  1. Work with Customs and JPR to develop and implement long-range plans regarding SENTRI's status beyond its scheduled term as a reinvention laboratory. These plans should include developing a management structure for SENTRI as a permanent program; recovering SENTRI's full operating costs at all sites, as required by Office of Management and Budget Circular A-25; and devising a strategy for the future of the Northern border SENTRI sites.

  2. Develop and implement a funding plan for SENTRI that will cover the operation of SENTRI at all sites and address current funding shortfalls.

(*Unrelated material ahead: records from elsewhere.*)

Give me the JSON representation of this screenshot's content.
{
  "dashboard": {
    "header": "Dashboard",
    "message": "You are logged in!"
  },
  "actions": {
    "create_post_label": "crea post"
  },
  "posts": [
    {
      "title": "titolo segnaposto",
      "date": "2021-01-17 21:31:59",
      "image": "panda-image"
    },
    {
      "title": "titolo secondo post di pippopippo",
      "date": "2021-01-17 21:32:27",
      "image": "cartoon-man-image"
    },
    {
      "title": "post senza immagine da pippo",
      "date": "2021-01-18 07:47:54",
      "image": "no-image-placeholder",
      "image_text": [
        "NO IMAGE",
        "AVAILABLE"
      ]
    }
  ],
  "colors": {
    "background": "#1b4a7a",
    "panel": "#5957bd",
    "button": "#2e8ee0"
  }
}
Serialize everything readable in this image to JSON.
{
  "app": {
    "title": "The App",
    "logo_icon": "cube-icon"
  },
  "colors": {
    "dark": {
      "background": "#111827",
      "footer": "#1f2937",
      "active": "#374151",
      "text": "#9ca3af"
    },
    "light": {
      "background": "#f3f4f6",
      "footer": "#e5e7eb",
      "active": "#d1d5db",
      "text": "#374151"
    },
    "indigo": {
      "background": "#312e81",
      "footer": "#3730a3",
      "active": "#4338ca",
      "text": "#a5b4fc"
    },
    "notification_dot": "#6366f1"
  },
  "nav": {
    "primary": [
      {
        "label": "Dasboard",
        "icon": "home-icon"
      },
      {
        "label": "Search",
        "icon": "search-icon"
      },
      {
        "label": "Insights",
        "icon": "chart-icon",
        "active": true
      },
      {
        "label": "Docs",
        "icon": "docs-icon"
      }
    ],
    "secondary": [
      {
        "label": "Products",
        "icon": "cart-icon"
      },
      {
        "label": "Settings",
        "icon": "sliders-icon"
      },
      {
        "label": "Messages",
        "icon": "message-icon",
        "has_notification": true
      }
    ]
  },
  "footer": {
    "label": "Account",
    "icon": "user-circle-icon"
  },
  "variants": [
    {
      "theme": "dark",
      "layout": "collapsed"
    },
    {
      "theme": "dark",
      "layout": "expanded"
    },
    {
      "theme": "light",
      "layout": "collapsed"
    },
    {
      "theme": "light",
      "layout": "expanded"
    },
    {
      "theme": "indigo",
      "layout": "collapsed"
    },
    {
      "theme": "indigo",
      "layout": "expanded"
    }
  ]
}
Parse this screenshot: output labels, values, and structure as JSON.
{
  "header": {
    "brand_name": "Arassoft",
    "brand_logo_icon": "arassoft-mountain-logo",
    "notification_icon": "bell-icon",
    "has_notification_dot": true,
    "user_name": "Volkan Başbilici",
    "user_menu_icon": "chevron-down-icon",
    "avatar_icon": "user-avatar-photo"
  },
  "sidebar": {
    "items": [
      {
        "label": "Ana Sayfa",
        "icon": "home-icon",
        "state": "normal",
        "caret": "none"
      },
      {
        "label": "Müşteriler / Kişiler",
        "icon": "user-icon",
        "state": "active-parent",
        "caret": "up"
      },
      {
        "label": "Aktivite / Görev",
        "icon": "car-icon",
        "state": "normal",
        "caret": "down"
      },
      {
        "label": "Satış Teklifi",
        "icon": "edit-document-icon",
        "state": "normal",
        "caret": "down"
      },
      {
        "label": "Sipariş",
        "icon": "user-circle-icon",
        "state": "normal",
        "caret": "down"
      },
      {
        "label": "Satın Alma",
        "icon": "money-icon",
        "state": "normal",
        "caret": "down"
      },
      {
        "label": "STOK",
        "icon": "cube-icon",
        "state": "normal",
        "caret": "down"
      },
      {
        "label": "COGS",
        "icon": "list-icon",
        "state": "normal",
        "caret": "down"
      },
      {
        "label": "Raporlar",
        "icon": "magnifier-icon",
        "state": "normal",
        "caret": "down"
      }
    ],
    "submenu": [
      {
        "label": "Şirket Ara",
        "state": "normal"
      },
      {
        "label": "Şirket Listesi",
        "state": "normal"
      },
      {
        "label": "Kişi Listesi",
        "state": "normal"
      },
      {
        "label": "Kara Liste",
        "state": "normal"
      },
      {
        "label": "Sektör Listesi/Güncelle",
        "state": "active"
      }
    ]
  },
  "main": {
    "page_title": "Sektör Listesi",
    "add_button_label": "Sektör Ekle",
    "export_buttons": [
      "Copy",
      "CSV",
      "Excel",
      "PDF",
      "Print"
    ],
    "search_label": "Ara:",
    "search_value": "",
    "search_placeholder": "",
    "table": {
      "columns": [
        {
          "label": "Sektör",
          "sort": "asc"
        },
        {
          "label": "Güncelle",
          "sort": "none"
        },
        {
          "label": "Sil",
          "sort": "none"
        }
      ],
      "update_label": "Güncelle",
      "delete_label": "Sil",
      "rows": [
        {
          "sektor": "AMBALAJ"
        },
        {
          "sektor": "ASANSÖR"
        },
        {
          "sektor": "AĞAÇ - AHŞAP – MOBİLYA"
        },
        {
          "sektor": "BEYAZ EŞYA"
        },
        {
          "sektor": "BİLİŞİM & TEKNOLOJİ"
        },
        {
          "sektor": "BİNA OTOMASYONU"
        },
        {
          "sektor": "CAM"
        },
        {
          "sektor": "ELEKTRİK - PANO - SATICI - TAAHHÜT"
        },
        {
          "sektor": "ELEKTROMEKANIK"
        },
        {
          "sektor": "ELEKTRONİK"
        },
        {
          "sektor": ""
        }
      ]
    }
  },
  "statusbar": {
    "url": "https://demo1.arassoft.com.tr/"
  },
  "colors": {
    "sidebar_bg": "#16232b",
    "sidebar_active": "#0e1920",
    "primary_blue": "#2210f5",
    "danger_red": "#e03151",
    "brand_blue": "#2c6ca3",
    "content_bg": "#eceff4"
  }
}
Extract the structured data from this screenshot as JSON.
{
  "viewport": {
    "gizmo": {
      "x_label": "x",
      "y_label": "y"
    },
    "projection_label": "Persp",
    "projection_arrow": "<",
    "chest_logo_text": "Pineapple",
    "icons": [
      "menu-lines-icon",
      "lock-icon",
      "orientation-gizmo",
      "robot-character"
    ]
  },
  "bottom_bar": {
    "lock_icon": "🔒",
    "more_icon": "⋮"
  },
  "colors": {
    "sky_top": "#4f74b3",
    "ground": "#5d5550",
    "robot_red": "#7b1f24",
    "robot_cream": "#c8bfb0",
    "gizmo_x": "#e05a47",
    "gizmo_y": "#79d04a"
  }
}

  3. Require that inspectors consistently follow existing audit procedures for maintaining and validating SENTRI's enrollment data at sites along the Southwest border; develop and implement similar audit procedures for sites along the Northern border.

  4. Require that SENTRI's administrative procedures be consistently performed by inspectors at each site, including that inspectors conduct annual renewals of SENTRI's enrollees and run daily IBIS-queries.

  5. Perform semiannual evaluations of SENTRI's full operations at each site, as agreed to under the 1994 Memorandum of Understanding with Customs regarding the implementation of dedicated commuter lanes. These evaluations should be used by INS in identifying and resolving problems at existing sites as well as in reassessing the continued viability of these sites.

  6. Reassess the appropriateness of existing performance goals, benchmarks, and measures developed for Southwest border sites and develop performance goals, benchmarks and measures for Northern border sites.

  7. Strengthen current methods for projecting enrollment levels at proposed sites.

  8. Revise the current framework used for evaluating and selecting proposed sites to include at a minimum a quantitative analysis of: commuter wait times, traffic volume, incidences of border violations, and potential enrollment levels.